The most common orthopedic problem found
in the Boston Terrier is the dislocation of the patella, which can lead to rupture of the anterior cruciate ligament.
The canine patella is equivalent to the human knee.
The cause of the problem may be by trauma or genetic cause (most common).
Traumatic injury can occur when the dog's leg is trapped in some way and fight for freedom or for an overly enthusiastic playtime when the playmate grabs the foot and holds tight while the excited puppy tries to escape. Any similar accident can permanently damage the joint.
When the dislocation is genetic, is due to abnormal development of the leg. There is a small groove which is a part of the structure which allows the ball to move freely. When this slot is too low or when the leg is slightly bent, the ligaments that hold the patella can be damaged, weak ligaments, etc.. The heritability is polygenic.
Signs of patellar luxation are lameness, pain and the dog may stop frequently to stretch the back leg behind him. This straightening of the leg is done to allow the patella appear again in its normal slot.
There are varying degrees of dislocation (0 to 4). "0", no dislocation, "1" intermittent "2" not permanent "3" permanent and reducible and "4" permanent non-reducible. In grades 3 and 4, the surgery is a necessity.
In Spain there are still no guidelines on the degree of dislocation of limpets allowed to breed, countries such as Germany permit to grade 1.
Important in Boston with dislocated kneecaps maintain a healthy weight.

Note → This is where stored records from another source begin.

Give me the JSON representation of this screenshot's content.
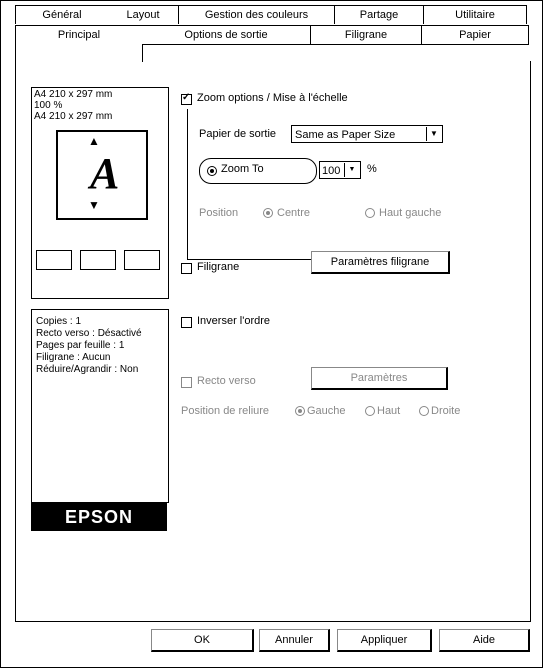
{
  "tabs_row1": [
    "Général",
    "Layout",
    "Gestion des couleurs",
    "Partage",
    "Utilitaire"
  ],
  "tabs_row2": [
    "Principal",
    "Options de sortie",
    "Filigrane",
    "Papier"
  ],
  "preview": {
    "paper_lines": [
      "A4 210 x 297 mm",
      "100 %",
      "A4 210 x 297 mm"
    ],
    "glyph": "A",
    "info_lines": [
      "Copies : 1",
      "Recto verso : Désactivé",
      "Pages par feuille : 1",
      "Filigrane : Aucun",
      "Réduire/Agrandir : Non"
    ],
    "brand": "EPSON"
  },
  "options": {
    "zoom_label": "Zoom options / Mise à l'échelle",
    "output_paper_label": "Papier de sortie",
    "output_paper_value": "Same as Paper Size",
    "zoom_to_label": "Zoom To",
    "zoom_value": "100",
    "zoom_unit": "%",
    "location_label": "Position",
    "center_label": "Centre",
    "upper_left_label": "Haut gauche",
    "watermark_label": "Filigrane",
    "watermark_button": "Paramètres filigrane",
    "reverse_label": "Inverser l'ordre",
    "duplex_label": "Recto verso",
    "duplex_button": "Paramètres",
    "binding_label": "Position de reliure",
    "binding_left": "Gauche",
    "binding_top": "Haut",
    "binding_right": "Droite"
  },
  "footer": {
    "ok": "OK",
    "cancel": "Annuler",
    "apply": "Appliquer",
    "help": "Aide"
  },
  "icons": {
    "arrow_down": "▼",
    "arrow_up": "▲"
  }
}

It is recommended that proof of the patella can be done every two years due to changes that may occur in the patella. Most importantly, do so before to breed your dog. The dog must be reviewed every two years if regularly used as a stallion. It has been suggested that a dog should not breed if more than 25% of their littermates are unaffected.
The first test may be performed when the puppy is 6-8 weeks, but only when it is 12 months old can be certified with accuracy.